And how do you recover from such swims?
Recovery is very important. It’s not possible to swim [these distances] every year. Recovery is for the body and the mind. There are thousands of swimmers who can swim faster than me but for an adventure like this you need your mind to be right.
Most triathletes swear by a balanced diet but you eat horse burgers and seem to drink plenty of alcohol.
Horse burgers are healthy. In Slovenia they’re popular but not in the UK! My wine is very special and it’s low alcohol. I drink wine everyday but you’ll never see me drunk. I drink one bottle, maybe two when I swim but it’s very special wine made just for me. Like holy water its just wine! If you buy the wine in a Russian shop and drink two litres you could die! John Maringouin (the Big River Man director) made me out to be a heavy drinker but I was never drunk.
You make your own wine in Slovenia right?
If you come to Slovenia and drink with me you can see that’s it’s very, very healthy for the body. But that’s my idea and not the doctor’s! But half a bottle a day is very healthy but you have to eat well. When I was on the boat the right nutrition and the right cook was important. It was fresh food three times a day. A lot of fish! So it was healthy for everyone.
And how has your life changed since Big River Man?
I’ve been to Australia, New Zealand, Russia, UK, United States and South America with the film. This film is nice for me, it makes me very, very happy. I’m not so young. I’m 55 now and the story makes me proud. I can share everything now. I’ve met a lot of triathletes here in Nashville who came from Ironman qualification in Florida for Hawaii 2010 and we swim together. This is life. It made us stronger, made us happy. I visited primary schools in the US, in the UK. I showed them the Piranhas and the scars on my back!

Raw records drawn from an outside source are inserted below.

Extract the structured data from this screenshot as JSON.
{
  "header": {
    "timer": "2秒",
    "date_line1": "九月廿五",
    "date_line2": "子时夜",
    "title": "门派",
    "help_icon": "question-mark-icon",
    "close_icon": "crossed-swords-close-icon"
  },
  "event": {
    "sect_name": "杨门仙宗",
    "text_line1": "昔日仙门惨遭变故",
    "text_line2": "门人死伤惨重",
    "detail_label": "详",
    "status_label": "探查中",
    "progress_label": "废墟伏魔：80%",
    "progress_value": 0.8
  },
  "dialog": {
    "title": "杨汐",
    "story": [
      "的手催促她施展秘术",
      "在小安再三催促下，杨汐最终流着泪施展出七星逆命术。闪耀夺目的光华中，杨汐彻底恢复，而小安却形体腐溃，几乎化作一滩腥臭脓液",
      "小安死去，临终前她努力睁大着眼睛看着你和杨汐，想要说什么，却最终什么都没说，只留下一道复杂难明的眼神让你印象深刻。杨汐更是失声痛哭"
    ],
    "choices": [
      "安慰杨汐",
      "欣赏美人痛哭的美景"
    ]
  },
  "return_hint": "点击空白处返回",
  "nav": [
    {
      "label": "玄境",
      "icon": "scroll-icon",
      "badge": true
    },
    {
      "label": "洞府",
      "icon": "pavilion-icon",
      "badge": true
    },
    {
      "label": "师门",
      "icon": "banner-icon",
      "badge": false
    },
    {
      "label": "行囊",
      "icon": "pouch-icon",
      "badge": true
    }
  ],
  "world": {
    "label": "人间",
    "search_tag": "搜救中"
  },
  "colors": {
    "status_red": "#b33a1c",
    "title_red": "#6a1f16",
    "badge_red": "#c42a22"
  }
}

There was also my connection with my son Borut, who shared the journey in the Amazon. Even though he’s my son I would like to congratulate him. That was a huge experience for him too.
What next after the Amazon? The Nile?!
Heh heh. I know the Nile very well because I swam World Cup competitions there. I have my health and my life and I’m blessed to still be healthy and active today. That is my pride, believe me.
It’s important to make myself available to speak to teach others who wish to learn how I do the swims and how I have the strength to continue (head to www.martinstreladventures.com to book Martin for a seminar). But, if I’m honest, my idea is still to prepare something new. After Amazon it’s difficult now to find something more than the Amazon! I have one idea but I will be keeping it quiet. I’d like to swim more because swimming is such a special, healthy sport. Especially for young people but also the older generations. That connection with water is important.
And you represent Slovenia as a tourism ambassador?
My message is ‘swim for peace, friendship and clean water’. After 9/11 I decided to go to swim the Mississippi in 2002. I am an ambassador and I present Slovenia pretty well, believe me! It’s a small country, one of the cleanest countries in world. We now have the Euro, airports. Sport is popular. I’m one of the sportsmen and how this big man swam the Amazon is one of the stories. I’ve worked very hard for 30 years at my swimming. I am still alive and this is very good news for me, believe me!
The Sundance Film Festival award winning Big River Man is out on DVD on Monday 18 January. Head to www.bigriverman.com for more on the film.
www.amazonswim.com has all the information on Martin’s Amazon swim.
Issue 244 of 220 Triathlon (out 9 February) has a full feature on Martin’s record-breaking endurance swim.